» EXERCISE INSTRUCTIONS
All the entries below should be reproduced exactly.

» PROVIDED MATERIAL
###
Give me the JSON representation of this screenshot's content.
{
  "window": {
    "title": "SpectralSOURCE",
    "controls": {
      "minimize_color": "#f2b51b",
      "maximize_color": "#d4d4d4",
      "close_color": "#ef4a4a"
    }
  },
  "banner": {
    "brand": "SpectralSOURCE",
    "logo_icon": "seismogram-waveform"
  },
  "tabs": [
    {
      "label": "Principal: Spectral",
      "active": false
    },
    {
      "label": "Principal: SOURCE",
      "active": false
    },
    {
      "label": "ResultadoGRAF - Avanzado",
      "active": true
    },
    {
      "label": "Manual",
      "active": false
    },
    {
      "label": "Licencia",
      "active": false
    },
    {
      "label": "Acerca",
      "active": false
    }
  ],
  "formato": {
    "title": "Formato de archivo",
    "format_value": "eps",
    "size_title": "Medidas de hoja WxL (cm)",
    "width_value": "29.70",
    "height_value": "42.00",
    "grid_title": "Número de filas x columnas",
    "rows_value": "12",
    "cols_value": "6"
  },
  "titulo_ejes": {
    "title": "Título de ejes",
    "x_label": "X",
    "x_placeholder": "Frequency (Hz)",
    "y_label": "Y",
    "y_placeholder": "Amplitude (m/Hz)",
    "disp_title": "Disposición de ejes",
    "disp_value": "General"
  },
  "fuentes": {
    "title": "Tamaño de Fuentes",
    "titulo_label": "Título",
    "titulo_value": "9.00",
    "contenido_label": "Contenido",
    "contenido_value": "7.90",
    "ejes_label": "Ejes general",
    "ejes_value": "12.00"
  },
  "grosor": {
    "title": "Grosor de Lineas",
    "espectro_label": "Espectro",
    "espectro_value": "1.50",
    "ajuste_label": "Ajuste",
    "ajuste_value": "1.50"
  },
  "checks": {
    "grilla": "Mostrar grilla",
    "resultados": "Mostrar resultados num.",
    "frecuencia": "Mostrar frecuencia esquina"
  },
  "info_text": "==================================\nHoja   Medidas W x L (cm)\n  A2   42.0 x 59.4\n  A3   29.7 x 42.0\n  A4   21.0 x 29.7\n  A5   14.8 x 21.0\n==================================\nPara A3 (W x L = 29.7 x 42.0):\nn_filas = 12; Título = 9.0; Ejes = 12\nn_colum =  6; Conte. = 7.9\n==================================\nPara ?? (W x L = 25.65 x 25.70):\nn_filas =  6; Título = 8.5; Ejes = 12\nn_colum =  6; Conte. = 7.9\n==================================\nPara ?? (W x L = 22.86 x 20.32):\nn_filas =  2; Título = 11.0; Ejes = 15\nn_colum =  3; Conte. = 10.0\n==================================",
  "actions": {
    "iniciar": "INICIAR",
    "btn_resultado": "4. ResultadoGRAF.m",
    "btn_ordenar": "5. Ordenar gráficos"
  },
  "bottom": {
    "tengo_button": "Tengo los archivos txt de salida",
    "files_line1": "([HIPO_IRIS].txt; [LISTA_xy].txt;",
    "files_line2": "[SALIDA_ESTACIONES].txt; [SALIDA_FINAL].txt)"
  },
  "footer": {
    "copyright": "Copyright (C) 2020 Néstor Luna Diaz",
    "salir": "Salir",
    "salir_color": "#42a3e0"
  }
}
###
» ANSWER BOX
Give me the JSON representation of this screenshot's content.
{
  "window": {
    "title": "SpectralSOURCE",
    "controls": {
      "minimize_color": "#f2b51b",
      "maximize_color": "#d4d4d4",
      "close_color": "#ef4a4a"
    }
  },
  "banner": {
    "brand": "SpectralSOURCE",
    "logo_icon": "seismogram-waveform"
  },
  "tabs": [
    {
      "label": "Principal: Spectral",
      "active": false
    },
    {
      "label": "Principal: SOURCE",
      "active": false
    },
    {
      "label": "ResultadoGRAF - Avanzado",
      "active": true
    },
    {
      "label": "Manual",
      "active": false
    },
    {
      "label": "Licencia",
      "active": false
    },
    {
      "label": "Acerca",
      "active": false
    }
  ],
  "formato": {
    "title": "Formato de archivo",
    "format_value": "eps",
    "size_title": "Medidas de hoja WxL (cm)",
    "width_value": "29.70",
    "height_value": "42.00",
    "grid_title": "Número de filas x columnas",
    "rows_value": "12",
    "cols_value": "6"
  },
  "titulo_ejes": {
    "title": "Título de ejes",
    "x_label": "X",
    "x_placeholder": "Frequency (Hz)",
    "y_label": "Y",
    "y_placeholder": "Amplitude (m/Hz)",
    "disp_title": "Disposición de ejes",
    "disp_value": "General"
  },
  "fuentes": {
    "title": "Tamaño de Fuentes",
    "titulo_label": "Título",
    "titulo_value": "9.00",
    "contenido_label": "Contenido",
    "contenido_value": "7.90",
    "ejes_label": "Ejes general",
    "ejes_value": "12.00"
  },
  "grosor": {
    "title": "Grosor de Lineas",
    "espectro_label": "Espectro",
    "espectro_value": "1.50",
    "ajuste_label": "Ajuste",
    "ajuste_value": "1.50"
  },
  "checks": {
    "grilla": "Mostrar grilla",
    "resultados": "Mostrar resultados num.",
    "frecuencia": "Mostrar frecuencia esquina"
  },
  "info_text": "==================================\nHoja   Medidas W x L (cm)\n  A2   42.0 x 59.4\n  A3   29.7 x 42.0\n  A4   21.0 x 29.7\n  A5   14.8 x 21.0\n==================================\nPara A3 (W x L = 29.7 x 42.0):\nn_filas = 12; Título = 9.0; Ejes = 12\nn_colum =  6; Conte. = 7.9\n==================================\nPara ?? (W x L = 25.65 x 25.70):\nn_filas =  6; Título = 8.5; Ejes = 12\nn_colum =  6; Conte. = 7.9\n==================================\nPara ?? (W x L = 22.86 x 20.32):\nn_filas =  2; Título = 11.0; Ejes = 15\nn_colum =  3; Conte. = 10.0\n==================================",
  "actions": {
    "iniciar": "INICIAR",
    "btn_resultado": "4. ResultadoGRAF.m",
    "btn_ordenar": "5. Ordenar gráficos"
  },
  "bottom": {
    "tengo_button": "Tengo los archivos txt de salida",
    "files_line1": "([HIPO_IRIS].txt; [LISTA_xy].txt;",
    "files_line2": "[SALIDA_ESTACIONES].txt; [SALIDA_FINAL].txt)"
  },
  "footer": {
    "copyright": "Copyright (C) 2020 Néstor Luna Diaz",
    "salir": "Salir",
    "salir_color": "#42a3e0"
  }
}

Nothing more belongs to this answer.